PROMPT
The response must contain every line from the records below that has "content".

(Page and application data records)

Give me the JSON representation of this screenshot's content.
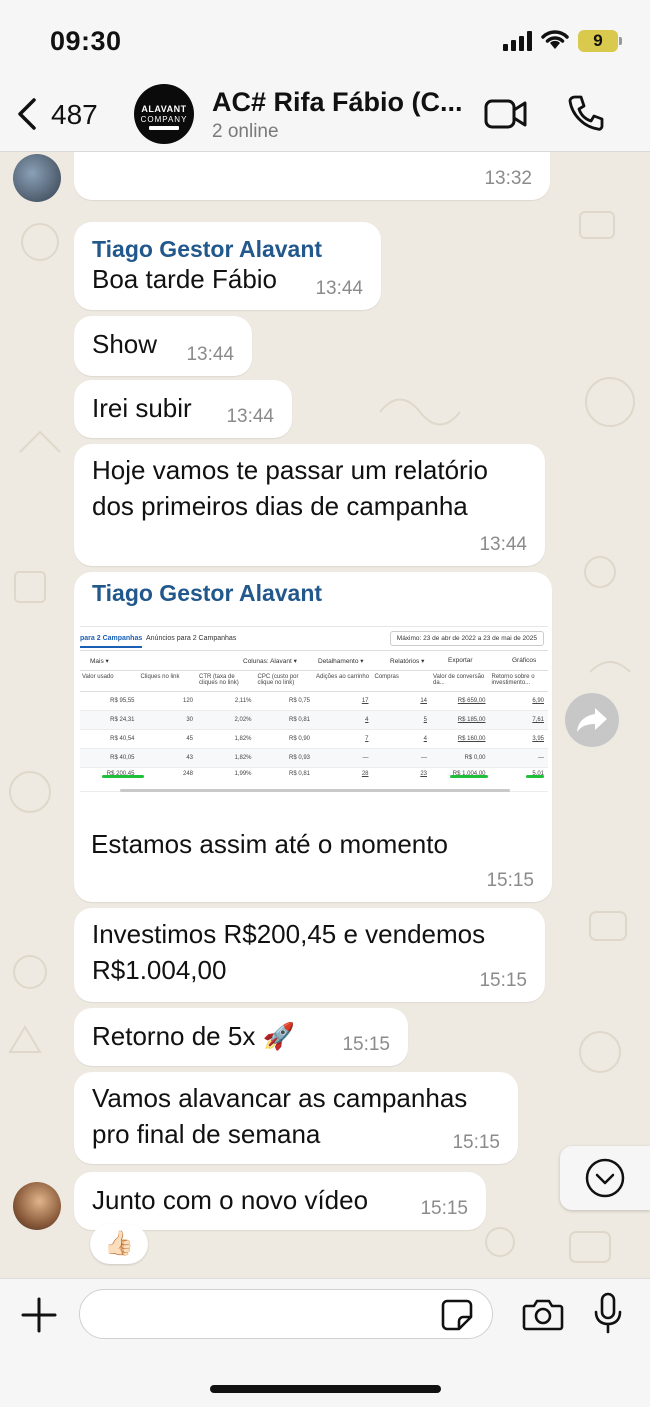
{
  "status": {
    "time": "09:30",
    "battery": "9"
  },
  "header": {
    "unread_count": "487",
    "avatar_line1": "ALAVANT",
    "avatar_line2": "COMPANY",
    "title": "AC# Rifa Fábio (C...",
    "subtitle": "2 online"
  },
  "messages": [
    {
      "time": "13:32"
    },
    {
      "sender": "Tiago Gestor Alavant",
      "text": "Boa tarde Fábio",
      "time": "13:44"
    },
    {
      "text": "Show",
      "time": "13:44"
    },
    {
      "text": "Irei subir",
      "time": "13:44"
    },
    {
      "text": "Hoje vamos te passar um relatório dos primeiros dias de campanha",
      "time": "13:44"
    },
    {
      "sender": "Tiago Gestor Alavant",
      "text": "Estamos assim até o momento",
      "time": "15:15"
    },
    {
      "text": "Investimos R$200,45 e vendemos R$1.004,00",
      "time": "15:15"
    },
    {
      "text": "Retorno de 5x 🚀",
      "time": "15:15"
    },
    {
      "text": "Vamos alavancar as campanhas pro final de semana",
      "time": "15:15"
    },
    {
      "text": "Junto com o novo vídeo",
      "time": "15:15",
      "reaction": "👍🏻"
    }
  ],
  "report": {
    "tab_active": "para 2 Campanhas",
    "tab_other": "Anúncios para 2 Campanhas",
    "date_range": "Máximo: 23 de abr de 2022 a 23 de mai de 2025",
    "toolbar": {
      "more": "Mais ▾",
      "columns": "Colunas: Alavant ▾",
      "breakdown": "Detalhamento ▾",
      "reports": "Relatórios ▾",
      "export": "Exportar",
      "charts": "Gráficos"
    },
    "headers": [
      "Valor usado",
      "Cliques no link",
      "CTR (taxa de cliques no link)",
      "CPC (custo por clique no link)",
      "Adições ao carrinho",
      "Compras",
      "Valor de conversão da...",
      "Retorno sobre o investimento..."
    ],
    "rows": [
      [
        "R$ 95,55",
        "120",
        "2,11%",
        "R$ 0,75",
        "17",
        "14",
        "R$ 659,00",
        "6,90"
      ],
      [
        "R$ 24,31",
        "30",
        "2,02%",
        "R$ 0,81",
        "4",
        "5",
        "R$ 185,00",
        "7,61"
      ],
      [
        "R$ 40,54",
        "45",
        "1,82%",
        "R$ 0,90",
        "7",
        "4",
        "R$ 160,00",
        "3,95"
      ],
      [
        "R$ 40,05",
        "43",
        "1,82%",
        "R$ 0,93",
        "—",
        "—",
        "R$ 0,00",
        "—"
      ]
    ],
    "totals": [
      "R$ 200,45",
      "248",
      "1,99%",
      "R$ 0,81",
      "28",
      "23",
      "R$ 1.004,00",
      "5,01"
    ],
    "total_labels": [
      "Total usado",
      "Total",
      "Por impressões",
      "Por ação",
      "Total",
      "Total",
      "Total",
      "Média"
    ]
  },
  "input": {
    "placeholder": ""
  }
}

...

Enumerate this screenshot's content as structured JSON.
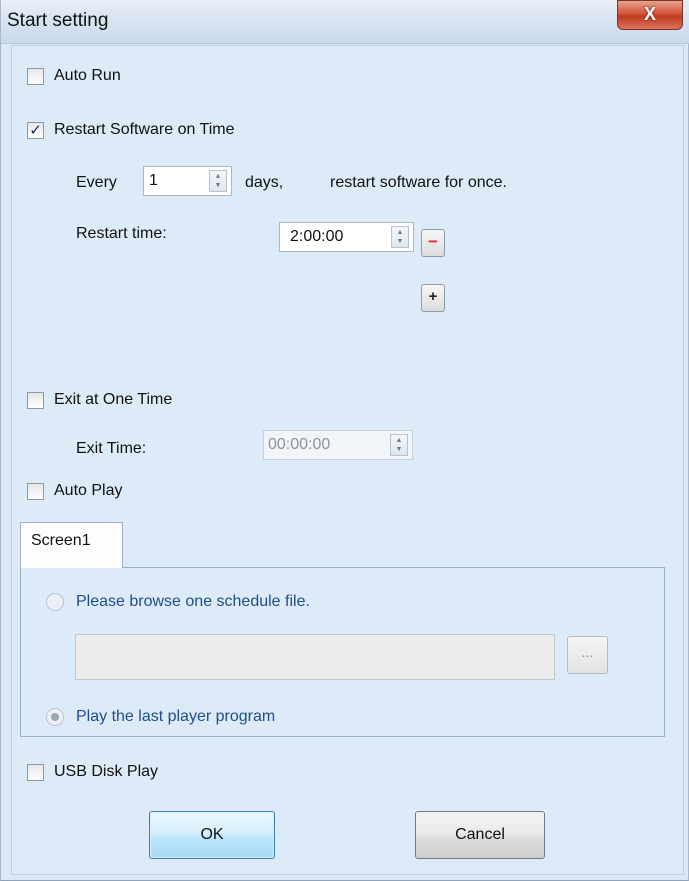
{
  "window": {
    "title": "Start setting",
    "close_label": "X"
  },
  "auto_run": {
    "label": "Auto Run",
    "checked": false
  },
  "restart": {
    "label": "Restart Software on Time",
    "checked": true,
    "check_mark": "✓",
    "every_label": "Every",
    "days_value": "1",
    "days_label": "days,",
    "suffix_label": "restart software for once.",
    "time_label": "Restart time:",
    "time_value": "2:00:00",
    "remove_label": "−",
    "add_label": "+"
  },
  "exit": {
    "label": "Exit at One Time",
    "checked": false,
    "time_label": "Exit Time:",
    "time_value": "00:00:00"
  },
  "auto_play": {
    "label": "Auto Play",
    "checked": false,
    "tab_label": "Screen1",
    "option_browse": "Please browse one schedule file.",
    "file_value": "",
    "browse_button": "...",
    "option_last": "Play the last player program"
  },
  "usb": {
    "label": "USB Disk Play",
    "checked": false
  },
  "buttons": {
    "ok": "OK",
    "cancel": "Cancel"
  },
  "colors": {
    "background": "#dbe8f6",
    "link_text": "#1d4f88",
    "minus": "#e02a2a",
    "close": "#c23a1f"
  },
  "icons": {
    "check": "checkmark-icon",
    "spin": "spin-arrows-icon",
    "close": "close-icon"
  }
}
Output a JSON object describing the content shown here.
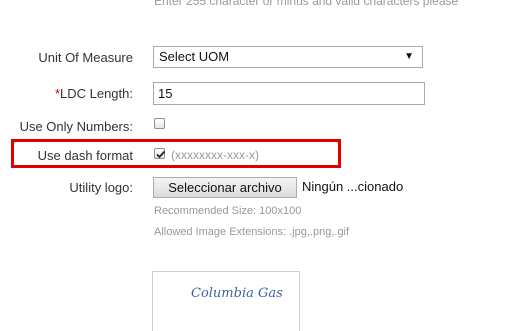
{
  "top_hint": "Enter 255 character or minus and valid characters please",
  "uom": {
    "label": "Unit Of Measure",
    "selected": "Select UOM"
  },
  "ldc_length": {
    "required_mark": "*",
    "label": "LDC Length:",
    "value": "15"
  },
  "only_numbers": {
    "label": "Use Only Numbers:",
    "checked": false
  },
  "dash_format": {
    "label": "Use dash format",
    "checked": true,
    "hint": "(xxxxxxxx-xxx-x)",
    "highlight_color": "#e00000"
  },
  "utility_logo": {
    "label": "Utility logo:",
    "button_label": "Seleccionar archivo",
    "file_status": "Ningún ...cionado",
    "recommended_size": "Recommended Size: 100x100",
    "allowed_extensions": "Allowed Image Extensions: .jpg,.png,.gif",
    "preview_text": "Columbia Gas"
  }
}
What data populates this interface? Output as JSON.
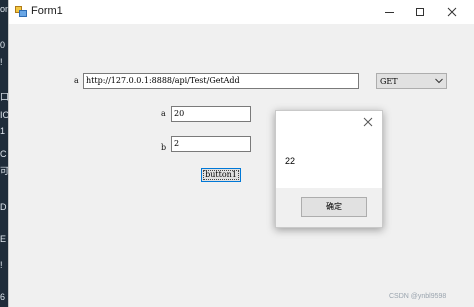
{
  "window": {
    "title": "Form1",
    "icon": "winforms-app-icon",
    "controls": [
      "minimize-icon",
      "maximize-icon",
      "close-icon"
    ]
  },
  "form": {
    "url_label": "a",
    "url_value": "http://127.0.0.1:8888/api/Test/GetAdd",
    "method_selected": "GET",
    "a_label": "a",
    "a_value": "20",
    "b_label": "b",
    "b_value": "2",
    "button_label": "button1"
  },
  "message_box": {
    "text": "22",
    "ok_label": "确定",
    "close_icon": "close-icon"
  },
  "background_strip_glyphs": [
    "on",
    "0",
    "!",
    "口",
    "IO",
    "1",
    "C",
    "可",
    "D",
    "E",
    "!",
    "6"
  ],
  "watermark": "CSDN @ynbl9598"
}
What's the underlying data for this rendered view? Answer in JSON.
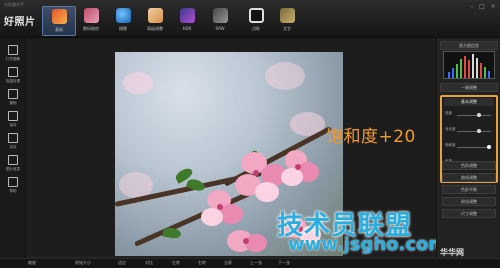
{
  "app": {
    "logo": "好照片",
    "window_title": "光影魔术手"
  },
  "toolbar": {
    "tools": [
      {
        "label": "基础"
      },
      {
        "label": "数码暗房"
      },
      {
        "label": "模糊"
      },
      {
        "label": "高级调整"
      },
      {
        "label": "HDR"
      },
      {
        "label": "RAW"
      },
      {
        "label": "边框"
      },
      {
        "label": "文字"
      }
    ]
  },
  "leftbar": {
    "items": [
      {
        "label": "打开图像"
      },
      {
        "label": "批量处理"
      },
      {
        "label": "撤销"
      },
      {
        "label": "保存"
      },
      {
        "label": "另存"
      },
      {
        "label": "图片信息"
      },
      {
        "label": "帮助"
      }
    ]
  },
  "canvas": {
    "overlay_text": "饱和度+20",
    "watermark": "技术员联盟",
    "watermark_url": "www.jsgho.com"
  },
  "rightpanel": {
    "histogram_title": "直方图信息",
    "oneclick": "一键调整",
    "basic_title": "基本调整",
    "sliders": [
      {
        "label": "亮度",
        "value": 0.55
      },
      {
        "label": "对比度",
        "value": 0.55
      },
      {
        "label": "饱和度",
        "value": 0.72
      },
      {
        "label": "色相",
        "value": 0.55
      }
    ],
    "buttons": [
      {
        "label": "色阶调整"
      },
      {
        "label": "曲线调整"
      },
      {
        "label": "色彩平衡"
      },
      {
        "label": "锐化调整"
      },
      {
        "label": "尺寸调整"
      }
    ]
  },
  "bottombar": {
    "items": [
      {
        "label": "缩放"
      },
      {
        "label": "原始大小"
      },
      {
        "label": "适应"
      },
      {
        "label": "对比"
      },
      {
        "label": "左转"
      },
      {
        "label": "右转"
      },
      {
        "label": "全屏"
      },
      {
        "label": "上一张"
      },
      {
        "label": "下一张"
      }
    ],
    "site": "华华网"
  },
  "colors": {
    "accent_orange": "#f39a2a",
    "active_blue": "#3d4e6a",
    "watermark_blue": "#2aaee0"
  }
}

SOLUTION FOR THIS PROBLEM
Give me the JSON representation of this screenshot's content.
Enumerate this screenshot's content as structured JSON.
Output a JSON object describing the content shown here.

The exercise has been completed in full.